With only an additional “A” and “L” separating the two teams, Australia had been a very well known quantity within World Cup history compared to Austria. They were one of ten teams directly invited with financial support to participate based on international results from past performances. Those results included four total appearances across all four years the World Cup had taken place, two podium finishes at group stages leading to two qualifications to the main BlizzCon playoff stage, falling short only at the quarterfinals. Needless to say Australia was a strong favourite not only in this matchup, but in the group itself.
Team New Zealand knew this was likely going to be the stumbling point for their 2019 run. Both teams were very familiar with the other sharing a joint Contenders region in their home setting. Outside of the World Cup, Noxious is the coach of the historic Sydney Drop Bears who’ve held three consecutive Contenders titles across 2018. On the opposite side was coach Sam “Face” Merewether as Noxious’ predecessor from the same Sydney Drop Bears that claimed two of those titles.
Alongside Face stood two-time team Australia head coach and Boston Uprising’s assistant coach Jordan “Gunba” Graham with Australia’s general manager Andrew “RQT” Haws — head coach of ORDER; Signed’s Contenders Australia team with teammate Max “Unter” Unterwurzacher, also on team Australia. For these two close-knit teams, both knew the end result would mean the elimination of the other from the tournament, heralding this match as the final resting ground for their 2019 campaign.
New Zealand fell short. By a sliver of a margin and the difference of one map, team Australia had secured themselves a rematch with their 2018 groupmates Denmark to decide who would progress to the next stage. “It was unfortunate to meet up with Australia as they were one of our natural scrim partners due to time zones and ping, but we were confident going in,” said Noxious. “Both Australia and team NZ had very clutch moments against each other, we hadn’t lost Eichenwalde to team Australia in recent scrims before.”
That second map of the series taking place on Eichenwalde would end up defining the match, allowing Australia to equalise an early lead held by New Zealand after map one. Easily the closest affair of the series, New Zealand was one fight away from a 2-0 match point position against the group favourites before Australia’s Jason “ieatuup” Ho tipped the scales irreversibly with an unnoticed Reaper dismantling the Kiwi’s final defence. The impact of which would be felt later on in the series as New Zealand claimed Paris as the fourth map in what could have been an overall 3-1 victory had they also confirmed Eichenwalde earlier.

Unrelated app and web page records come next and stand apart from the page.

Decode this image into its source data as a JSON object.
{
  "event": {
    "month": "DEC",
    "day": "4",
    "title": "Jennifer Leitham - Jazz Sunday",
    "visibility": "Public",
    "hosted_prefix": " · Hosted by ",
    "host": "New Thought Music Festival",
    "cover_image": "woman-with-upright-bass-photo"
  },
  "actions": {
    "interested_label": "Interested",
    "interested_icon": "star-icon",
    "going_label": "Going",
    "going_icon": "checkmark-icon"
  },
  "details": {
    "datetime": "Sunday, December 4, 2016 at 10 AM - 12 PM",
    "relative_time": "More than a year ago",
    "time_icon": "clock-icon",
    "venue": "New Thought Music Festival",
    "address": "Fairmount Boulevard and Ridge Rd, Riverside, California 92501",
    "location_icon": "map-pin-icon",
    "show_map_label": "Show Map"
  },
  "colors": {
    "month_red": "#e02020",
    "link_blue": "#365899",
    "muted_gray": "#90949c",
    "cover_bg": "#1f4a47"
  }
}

“We kept a good mentality through losing Eichenwalde and crumbling on Junkertown to bring everything back on Paris to tie up the series. We fell short in adaptability on Junkertown and Oasis and that was our downfall in the end.”Noxious
“It was unfortunate that we made more mistakes than them on the day, and there were very crucial ones that led to us losing maps that we shouldn’t have lost,” said Signed in hindsight. General manager Equinox echoed similar sentiments saying “this match was winnable.”
“The team was disappointed for not winning as it came down to minor mistakes. Being Australia, there was a lot riding on that match and it would’ve been amazing if we won.”
Australia would go on to suffer a heartbreaking defeat at the hands of Denmark, who themselves had narrowly missed the playoffs in 2018 after an upsetting loss to Sweden on the last day of the Bangkok group stage. From that context, both Australia and New Zealand could take solace in knowing that another darkhorse team who had fallen short of playoffs for two years running would go on to have one of the most successful World Cup runs in recent history as an underdog country.
The 2019 World Cup would end as a watershed moment in international Overwatch history. South Korea would be toppled for the first time in four years. Team USA would finally become World Cup champions. A small country would relish the small victories as even New Zealand’s little slice of history would make their bittersweet ending taste that much better.